Shahzad reported that al-Qaeda created the Pakistani Taliban in early 2008, to “draw the Afghan Taliban away from Mullah Omar’s influence”.

The Shahzad account refutes the official US military rationale for the war in Afghanistan, which is based on the presumption that al-Qaeda was primarily interested in getting the US and NATO forces out of Afghanistan and that the Taliban and al-Qaeda are locked in a tight ideological and strategic embrace.

Shahzad’s account shows that despite cooperative relations with Pakistan’s ISI in the past, al-Qaeda leaders decided after 9/11 that the Pakistani military would inevitably become a full partner in the US “war on terror” and would turn against al-Qaeda.

The relationship did not dissolve immediately after the terror attacks, according to Shahzad. He writes that ISI chief Mehmood Ahmed assured al-Qaeda when he visited Kandahar in September 2001 that the Pakistani military would not attack al-Qaeda as long it didn’t attack the military.

He also reports that Pakistani president Pervez Musharraf held a series of meetings with several top religious leaders and asked them “to lie low for five years”, arguing that the situation could change after that period. According to Shahzad’s account, al-Qaeda did not at the beginning intend to launch a campaign against Pakistan’s military but was left with no other option when the Pakistani military sided with the US.

The major turning point was an October 2003 Pakistani military helicopter attack in North Waziristan which killed many militants. In apparent retaliation in December 2003, there were two attempts on Musharraf’s life, both organised by a fighter whom Shahzad says was collaborating closely with al-Qaeda.

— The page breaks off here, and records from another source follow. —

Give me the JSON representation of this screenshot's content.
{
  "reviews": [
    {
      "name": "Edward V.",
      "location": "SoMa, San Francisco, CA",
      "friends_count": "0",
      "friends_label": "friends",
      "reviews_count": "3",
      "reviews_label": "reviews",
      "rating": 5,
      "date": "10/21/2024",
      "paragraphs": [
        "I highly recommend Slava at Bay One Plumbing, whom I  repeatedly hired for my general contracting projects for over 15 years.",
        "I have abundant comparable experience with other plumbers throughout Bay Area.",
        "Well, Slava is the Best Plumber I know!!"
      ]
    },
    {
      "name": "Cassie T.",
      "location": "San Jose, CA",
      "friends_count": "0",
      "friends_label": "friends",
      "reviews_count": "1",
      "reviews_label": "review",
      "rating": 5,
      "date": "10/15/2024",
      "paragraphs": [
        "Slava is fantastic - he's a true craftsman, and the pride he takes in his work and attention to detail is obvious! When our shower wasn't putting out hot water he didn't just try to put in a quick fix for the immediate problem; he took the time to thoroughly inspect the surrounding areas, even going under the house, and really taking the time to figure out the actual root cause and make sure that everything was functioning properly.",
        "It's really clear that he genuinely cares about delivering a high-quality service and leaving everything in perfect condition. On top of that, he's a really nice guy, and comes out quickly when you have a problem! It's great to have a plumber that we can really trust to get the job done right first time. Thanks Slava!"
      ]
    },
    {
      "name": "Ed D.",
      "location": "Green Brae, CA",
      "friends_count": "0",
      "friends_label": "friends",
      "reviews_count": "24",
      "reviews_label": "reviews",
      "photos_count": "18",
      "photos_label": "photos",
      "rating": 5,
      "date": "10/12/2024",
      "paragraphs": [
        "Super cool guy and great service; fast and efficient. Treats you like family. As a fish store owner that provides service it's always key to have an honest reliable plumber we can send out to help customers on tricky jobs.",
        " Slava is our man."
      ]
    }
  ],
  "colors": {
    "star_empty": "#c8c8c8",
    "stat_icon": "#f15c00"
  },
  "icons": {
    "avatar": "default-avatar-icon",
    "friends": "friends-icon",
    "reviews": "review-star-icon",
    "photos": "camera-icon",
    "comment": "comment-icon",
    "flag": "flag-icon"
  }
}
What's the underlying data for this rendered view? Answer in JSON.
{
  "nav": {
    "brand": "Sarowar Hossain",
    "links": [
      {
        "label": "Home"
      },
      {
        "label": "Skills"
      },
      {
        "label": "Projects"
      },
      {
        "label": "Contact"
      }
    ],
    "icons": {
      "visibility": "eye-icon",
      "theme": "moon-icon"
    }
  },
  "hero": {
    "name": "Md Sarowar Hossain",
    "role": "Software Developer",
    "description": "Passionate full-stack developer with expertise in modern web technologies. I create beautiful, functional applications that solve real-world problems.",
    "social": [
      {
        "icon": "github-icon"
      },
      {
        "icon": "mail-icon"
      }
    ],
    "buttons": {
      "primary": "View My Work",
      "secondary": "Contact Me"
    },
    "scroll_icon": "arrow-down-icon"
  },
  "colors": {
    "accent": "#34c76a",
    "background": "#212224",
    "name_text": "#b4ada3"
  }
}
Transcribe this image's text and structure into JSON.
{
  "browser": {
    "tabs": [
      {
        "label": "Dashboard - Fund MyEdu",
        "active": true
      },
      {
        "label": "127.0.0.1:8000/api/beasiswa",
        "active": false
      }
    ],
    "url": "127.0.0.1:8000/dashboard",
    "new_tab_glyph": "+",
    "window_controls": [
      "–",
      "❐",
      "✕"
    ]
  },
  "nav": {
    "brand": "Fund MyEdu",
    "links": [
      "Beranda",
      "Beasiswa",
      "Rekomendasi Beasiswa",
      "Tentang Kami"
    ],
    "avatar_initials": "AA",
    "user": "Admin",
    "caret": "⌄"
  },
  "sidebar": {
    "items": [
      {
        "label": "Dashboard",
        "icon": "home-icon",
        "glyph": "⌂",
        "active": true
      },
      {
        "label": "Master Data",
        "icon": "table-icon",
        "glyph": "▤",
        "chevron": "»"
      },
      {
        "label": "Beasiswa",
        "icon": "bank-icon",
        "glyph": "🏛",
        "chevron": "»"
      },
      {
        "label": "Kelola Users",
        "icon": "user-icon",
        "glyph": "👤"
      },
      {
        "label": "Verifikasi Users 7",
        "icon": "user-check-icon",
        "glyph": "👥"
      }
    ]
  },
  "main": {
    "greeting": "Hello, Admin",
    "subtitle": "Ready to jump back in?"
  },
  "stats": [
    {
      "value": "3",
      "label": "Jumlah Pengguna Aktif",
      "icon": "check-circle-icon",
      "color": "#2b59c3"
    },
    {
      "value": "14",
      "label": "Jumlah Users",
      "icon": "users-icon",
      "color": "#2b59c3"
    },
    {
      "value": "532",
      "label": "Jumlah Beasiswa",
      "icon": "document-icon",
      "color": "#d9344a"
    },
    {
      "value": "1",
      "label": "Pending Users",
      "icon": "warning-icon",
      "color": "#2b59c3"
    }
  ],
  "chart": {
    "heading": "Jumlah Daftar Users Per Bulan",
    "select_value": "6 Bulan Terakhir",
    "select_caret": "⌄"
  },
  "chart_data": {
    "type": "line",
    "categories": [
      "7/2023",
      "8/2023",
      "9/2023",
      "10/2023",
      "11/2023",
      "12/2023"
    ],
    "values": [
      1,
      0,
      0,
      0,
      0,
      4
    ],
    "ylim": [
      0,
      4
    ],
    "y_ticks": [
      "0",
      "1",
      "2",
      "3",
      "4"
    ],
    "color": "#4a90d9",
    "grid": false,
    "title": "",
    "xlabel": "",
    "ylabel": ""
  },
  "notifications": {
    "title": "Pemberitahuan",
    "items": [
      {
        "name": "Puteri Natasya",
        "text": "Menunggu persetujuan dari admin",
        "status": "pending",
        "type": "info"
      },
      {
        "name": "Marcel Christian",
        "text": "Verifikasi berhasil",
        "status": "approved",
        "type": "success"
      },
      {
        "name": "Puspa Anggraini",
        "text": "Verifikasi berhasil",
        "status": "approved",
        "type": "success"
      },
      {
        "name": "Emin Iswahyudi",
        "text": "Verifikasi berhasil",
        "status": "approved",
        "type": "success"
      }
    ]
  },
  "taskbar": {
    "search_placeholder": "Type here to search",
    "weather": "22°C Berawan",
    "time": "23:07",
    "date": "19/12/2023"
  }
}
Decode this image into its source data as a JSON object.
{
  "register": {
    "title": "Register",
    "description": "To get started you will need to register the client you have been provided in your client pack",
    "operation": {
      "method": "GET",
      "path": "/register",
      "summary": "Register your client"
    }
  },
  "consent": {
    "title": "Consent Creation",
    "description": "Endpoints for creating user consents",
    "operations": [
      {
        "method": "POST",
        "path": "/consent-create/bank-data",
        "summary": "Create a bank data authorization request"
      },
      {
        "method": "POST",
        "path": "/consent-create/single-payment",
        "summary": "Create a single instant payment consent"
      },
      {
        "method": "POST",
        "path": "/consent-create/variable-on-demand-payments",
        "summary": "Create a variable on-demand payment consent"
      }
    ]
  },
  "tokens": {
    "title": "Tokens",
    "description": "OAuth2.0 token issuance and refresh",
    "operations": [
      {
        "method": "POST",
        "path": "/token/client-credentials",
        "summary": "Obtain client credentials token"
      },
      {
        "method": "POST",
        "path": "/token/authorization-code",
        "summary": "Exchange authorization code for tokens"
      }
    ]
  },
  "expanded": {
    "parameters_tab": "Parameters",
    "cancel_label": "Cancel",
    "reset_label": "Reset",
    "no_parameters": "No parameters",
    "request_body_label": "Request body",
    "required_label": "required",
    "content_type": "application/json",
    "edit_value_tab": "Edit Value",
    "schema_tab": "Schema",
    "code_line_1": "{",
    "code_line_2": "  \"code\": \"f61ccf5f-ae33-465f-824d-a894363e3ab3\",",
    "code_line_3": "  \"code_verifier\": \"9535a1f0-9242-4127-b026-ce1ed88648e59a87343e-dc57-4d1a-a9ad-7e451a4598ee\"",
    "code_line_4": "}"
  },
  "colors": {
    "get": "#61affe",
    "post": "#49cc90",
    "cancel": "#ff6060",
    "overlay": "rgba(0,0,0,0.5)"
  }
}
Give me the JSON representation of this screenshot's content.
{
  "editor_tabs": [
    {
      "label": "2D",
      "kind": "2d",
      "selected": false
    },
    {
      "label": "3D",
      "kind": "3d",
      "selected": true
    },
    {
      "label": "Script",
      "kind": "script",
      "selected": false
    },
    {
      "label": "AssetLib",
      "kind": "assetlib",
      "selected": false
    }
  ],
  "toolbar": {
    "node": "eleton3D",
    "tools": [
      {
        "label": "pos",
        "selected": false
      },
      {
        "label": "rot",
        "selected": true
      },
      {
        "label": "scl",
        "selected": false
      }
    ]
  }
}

In his last interview with The Real News Network, however, Shahzad appeared to contradict that account, reporting that the ISI had wrongly told Musharraf that al-Qaeda was behind the attempts, and even that there was some Pakistani Air Force involvement in the plot.

A version of this article first appeared on Inter Press Service news agency.

Source: IPS